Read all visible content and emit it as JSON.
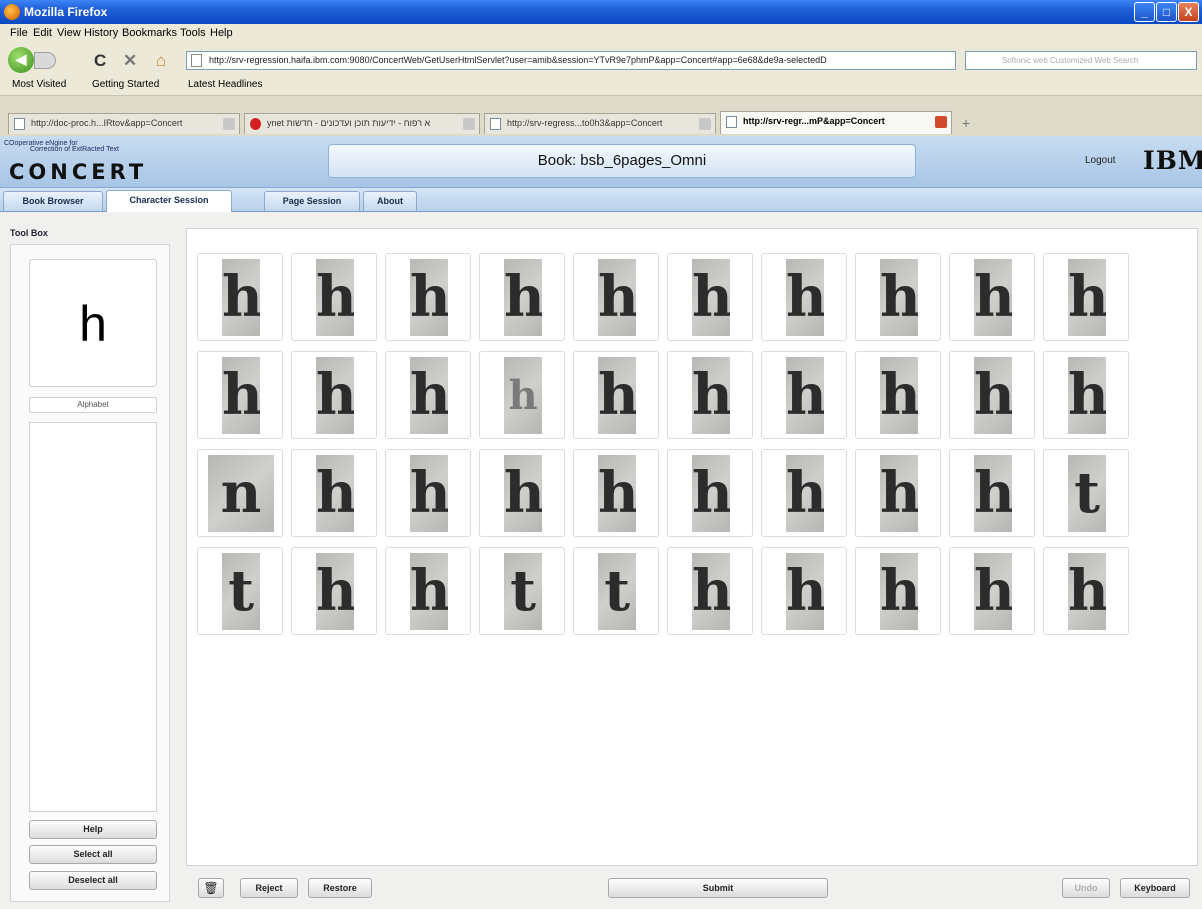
{
  "window": {
    "title": "Mozilla Firefox",
    "minimize": "_",
    "maximize": "□",
    "close": "X"
  },
  "menu": [
    "File",
    "Edit",
    "View",
    "History",
    "Bookmarks",
    "Tools",
    "Help"
  ],
  "nav": {
    "back": "◀",
    "reload": "C",
    "stop": "✕",
    "home": "⌂",
    "url": "http://srv-regression.haifa.ibm.com:9080/ConcertWeb/GetUserHtmlServlet?user=amib&session=YTvR9e7phmP&app=Concert#app=6e68&de9a-selectedD",
    "search_placeholder": "Softonic web Customized Web Search"
  },
  "bookmarks": [
    "Most Visited",
    "Getting Started",
    "Latest Headlines"
  ],
  "tabs": [
    {
      "label": "http://doc-proc.h...IRtov&app=Concert",
      "active": false
    },
    {
      "label": "ynet א רפוח - ידיעות תוכן ועדכונים - חדשות",
      "active": false
    },
    {
      "label": "http://srv-regress...to0h3&app=Concert",
      "active": false
    },
    {
      "label": "http://srv-regr...mP&app=Concert",
      "active": true
    }
  ],
  "new_tab": "+",
  "app": {
    "logo_sub1": "COoperative eNgine for",
    "logo_sub2": "Correction of ExtRacted Text",
    "logo": "CONCERT",
    "book_title": "Book: bsb_6pages_Omni",
    "logout": "Logout",
    "brand": "IBM",
    "tabs": [
      "Book Browser",
      "Character Session",
      "Page Session",
      "About"
    ],
    "active_tab": "Character Session"
  },
  "toolbox": {
    "label": "Tool Box",
    "character": "h",
    "alphabet_label": "Alphabet",
    "help": "Help",
    "select_all": "Select all",
    "deselect_all": "Deselect all"
  },
  "glyphs": [
    [
      "h",
      "h",
      "h",
      "h",
      "h",
      "h",
      "h",
      "h",
      "h",
      "h"
    ],
    [
      "h",
      "h",
      "h",
      "h",
      "h",
      "h",
      "h",
      "h",
      "h",
      "h"
    ],
    [
      "n",
      "h",
      "h",
      "h",
      "h",
      "h",
      "h",
      "h",
      "h",
      "t"
    ],
    [
      "t",
      "h",
      "h",
      "t",
      "t",
      "h",
      "h",
      "h",
      "h",
      "h"
    ]
  ],
  "bottom": {
    "trash_icon": "🗑",
    "reject": "Reject",
    "restore": "Restore",
    "submit": "Submit",
    "undo": "Undo",
    "keyboard": "Keyboard"
  }
}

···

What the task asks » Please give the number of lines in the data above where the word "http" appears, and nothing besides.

Written solution » 4